India

Millions of forest-dwelling indigenous people in India to be evicted

Critics say supreme court ruling constitutes ‘mass eviction in name of conservation’

Millions of Indians face eviction after the country’s supreme court ruled that indigenous people illegally living on forest land should move.

Campaigners for the rights of tribal and forest-dwelling people have called the court’s decision on Wednesday “an unprecedented disaster” and “the biggest mass eviction in the name of conservation, ever”.

The ruling came in response to petitions filed by various wildlife conservation groups, which wanted the court to declare the 2006 Forest Rights Act invalid. The act gives forest dwelling people the right to their ancestral lands, including those in specially “protected” areas that contain sanctuaries and wildlife parks to conserve wild life. The groups told the court that “tribal” people in 20 states had encroached illegally on these protected areas, jeopardising efforts to protect wildlife and forests.

See full story at the Guardian: https://www.theguardian.com/world/2019/feb/22/millions-of-forest-dwelling-indigenous-people-in-india-to-be-evicted

A woman sits with her belongings after forest officers demolished her house during an eviction drive on the outskirts of Gauhati, India in August 2017. Photograph: Anupam Nath/AP
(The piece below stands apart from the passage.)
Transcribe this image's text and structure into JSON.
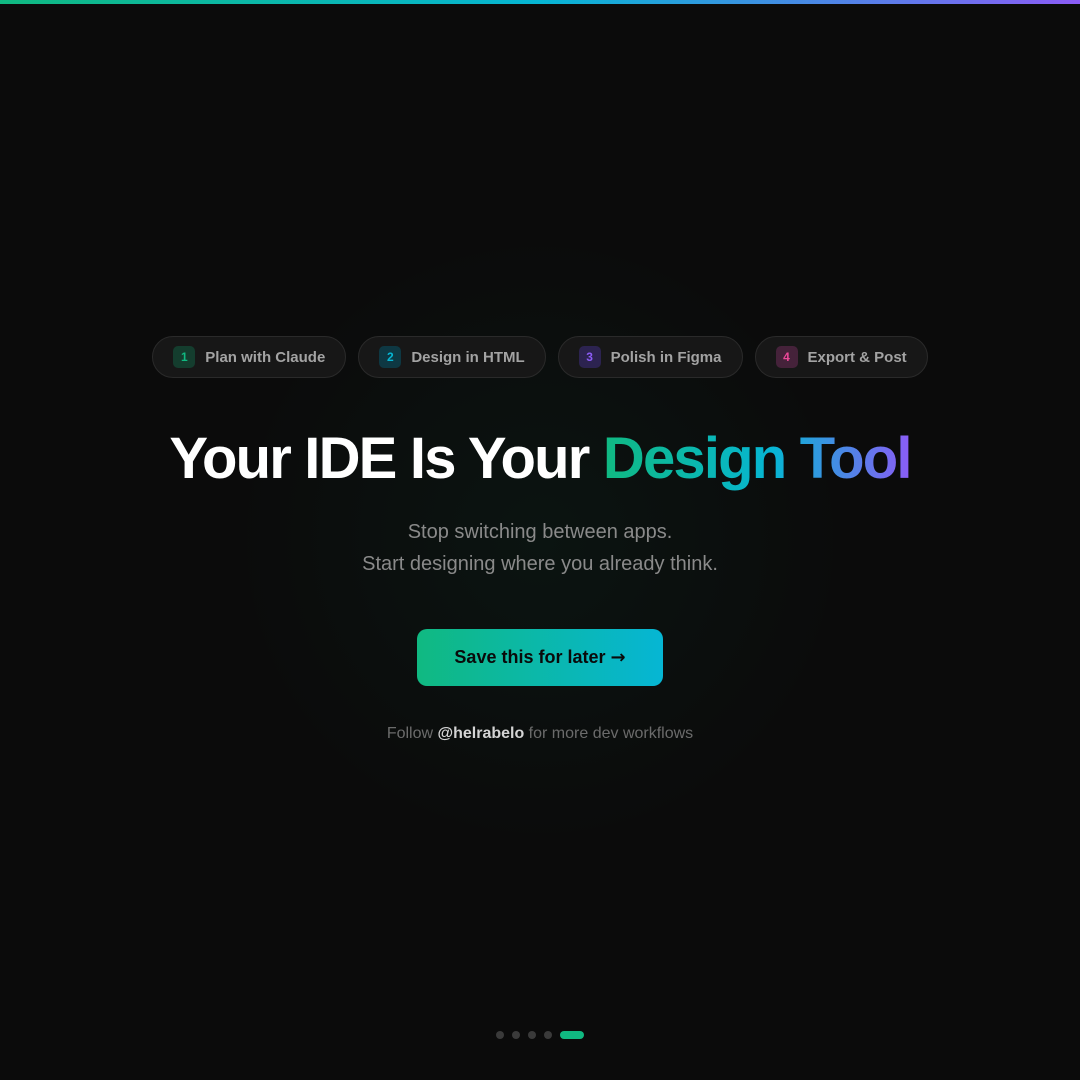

A woman sits with her belongings after forest officers demolished her house during an eviction drive on the outskirts of Gauhati, India in August 2017. Photograph: Anupam Nath/AP